Data records for software interfaces:
----------------
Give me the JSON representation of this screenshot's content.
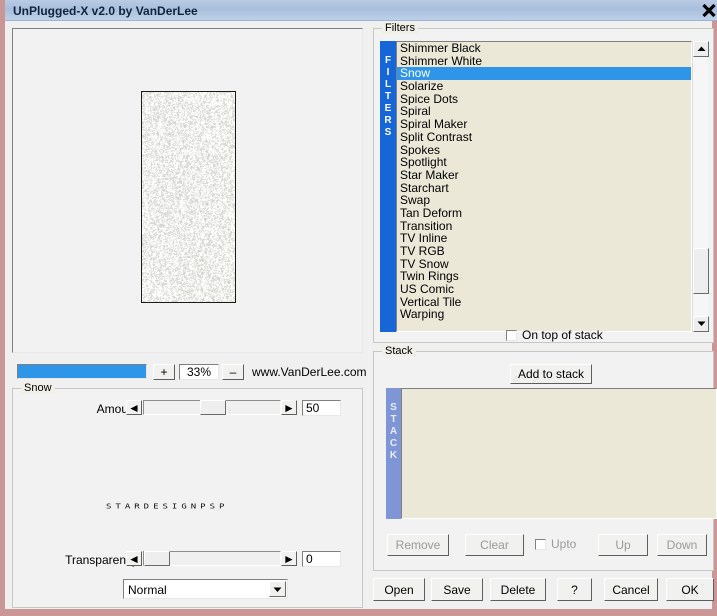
{
  "window": {
    "title": "UnPlugged-X v2.0 by VanDerLee",
    "close_icon": "close-icon",
    "frame_color": "#cb9696",
    "titlebar_color": "#aec4e0"
  },
  "preview": {
    "watermark": "STARDESIGNPSP",
    "image_alt": "snow-noise-preview"
  },
  "zoom": {
    "plus_label": "+",
    "minus_label": "–",
    "value": "33%",
    "fill_percent": 100,
    "website": "www.VanDerLee.com"
  },
  "snow_group": {
    "legend": "Snow",
    "amount": {
      "label": "Amount",
      "value": "50",
      "thumb_percent": 50,
      "left_arrow": "◄",
      "right_arrow": "►"
    },
    "transparency": {
      "label": "Transparency",
      "value": "0",
      "thumb_percent": 0,
      "left_arrow": "◄",
      "right_arrow": "►"
    },
    "blend_mode": {
      "selected": "Normal",
      "arrow": "▼"
    }
  },
  "filters": {
    "legend": "Filters",
    "strip_label": "FILTERS",
    "strip_letters": [
      "F",
      "I",
      "L",
      "T",
      "E",
      "R",
      "S"
    ],
    "selected": "Snow",
    "items": [
      "Shimmer Black",
      "Shimmer White",
      "Snow",
      "Solarize",
      "Spice Dots",
      "Spiral",
      "Spiral Maker",
      "Split Contrast",
      "Spokes",
      "Spotlight",
      "Star Maker",
      "Starchart",
      "Swap",
      "Tan Deform",
      "Transition",
      "TV Inline",
      "TV RGB",
      "TV Snow",
      "Twin Rings",
      "US Comic",
      "Vertical Tile",
      "Warping"
    ],
    "scroll_up_icon": "triangle-up-icon",
    "scroll_down_icon": "triangle-down-icon",
    "on_top_checkbox": {
      "label": "On top of stack",
      "checked": false
    }
  },
  "stack": {
    "legend": "Stack",
    "strip_label": "STACK",
    "strip_letters": [
      "S",
      "T",
      "A",
      "C",
      "K"
    ],
    "add_button": "Add to stack",
    "items": [],
    "controls": {
      "remove": "Remove",
      "clear": "Clear",
      "upto_label": "Upto",
      "upto_checked": false,
      "up": "Up",
      "down": "Down"
    }
  },
  "bottom_buttons": {
    "open": "Open",
    "save": "Save",
    "delete": "Delete",
    "help": "?",
    "cancel": "Cancel",
    "ok": "OK"
  }
}
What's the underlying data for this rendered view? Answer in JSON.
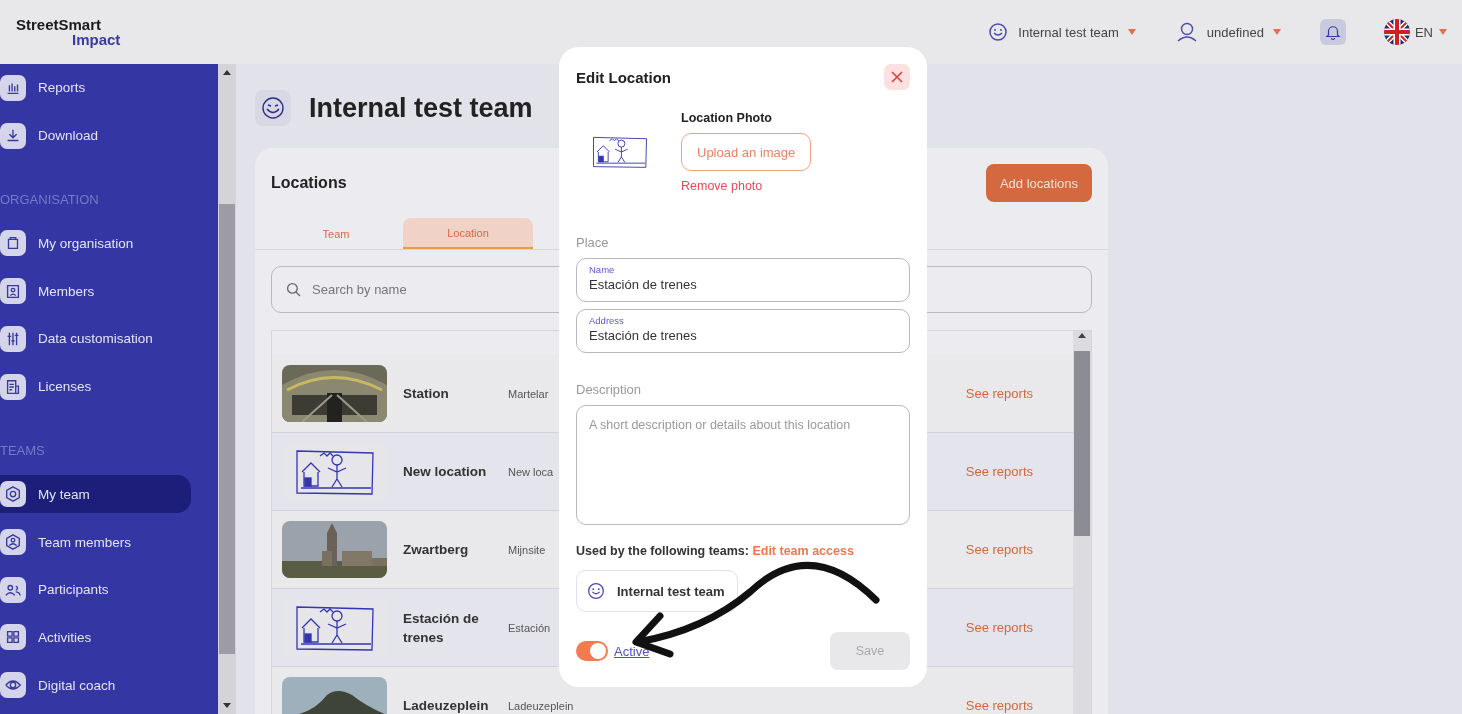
{
  "header": {
    "logo_top": "StreetSmart",
    "logo_bottom": "Impact",
    "team_menu": "Internal test team",
    "user_menu": "undefined",
    "language": "EN"
  },
  "sidebar": {
    "groups": [
      {
        "items": [
          {
            "label": "Reports",
            "selected": false
          },
          {
            "label": "Download",
            "selected": false
          }
        ]
      },
      {
        "heading": "ORGANISATION",
        "items": [
          {
            "label": "My organisation",
            "selected": false
          },
          {
            "label": "Members",
            "selected": false
          },
          {
            "label": "Data customisation",
            "selected": false
          },
          {
            "label": "Licenses",
            "selected": false
          }
        ]
      },
      {
        "heading": "TEAMS",
        "items": [
          {
            "label": "My team",
            "selected": true
          },
          {
            "label": "Team members",
            "selected": false
          },
          {
            "label": "Participants",
            "selected": false
          },
          {
            "label": "Activities",
            "selected": false
          },
          {
            "label": "Digital coach",
            "selected": false
          }
        ]
      }
    ]
  },
  "page": {
    "title": "Internal test team",
    "card_title": "Locations",
    "add_button": "Add locations",
    "tabs": [
      {
        "label": "Team",
        "selected": false
      },
      {
        "label": "Location",
        "selected": true
      }
    ],
    "search": {
      "placeholder": "Search by name"
    },
    "rows": [
      {
        "kind": "picture",
        "name": "Station",
        "address": "Martelar",
        "action": "See reports"
      },
      {
        "kind": "drawing",
        "name": "New location",
        "address": "New loca",
        "action": "See reports"
      },
      {
        "kind": "picture",
        "name": "Zwartberg",
        "address": "Mijnsite",
        "action": "See reports"
      },
      {
        "kind": "drawing",
        "name": "Estación de trenes",
        "address": "Estación",
        "action": "See reports"
      },
      {
        "kind": "picture",
        "name": "Ladeuzeplein",
        "address": "Ladeuzeplein",
        "action": "See reports"
      }
    ]
  },
  "modal": {
    "title": "Edit Location",
    "photo_label": "Location Photo",
    "upload_button": "Upload an image",
    "remove_link": "Remove photo",
    "place_heading": "Place",
    "fields": [
      {
        "label": "Name",
        "value": "Estación de trenes"
      },
      {
        "label": "Address",
        "value": "Estación de trenes"
      }
    ],
    "description_heading": "Description",
    "description": {
      "placeholder": "A short description or details about this location"
    },
    "teams_label": "Used by the following teams:",
    "teams_link": "Edit team access",
    "teams": [
      "Internal test team"
    ],
    "active": {
      "label": "Active",
      "on": true
    },
    "save_button": {
      "label": "Save",
      "disabled": true
    }
  }
}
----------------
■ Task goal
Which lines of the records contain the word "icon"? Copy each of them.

■ Response to this exercise
    "close_icon": "close-icon",
    "scroll_up_icon": "triangle-up-icon",
    "scroll_down_icon": "triangle-down-icon",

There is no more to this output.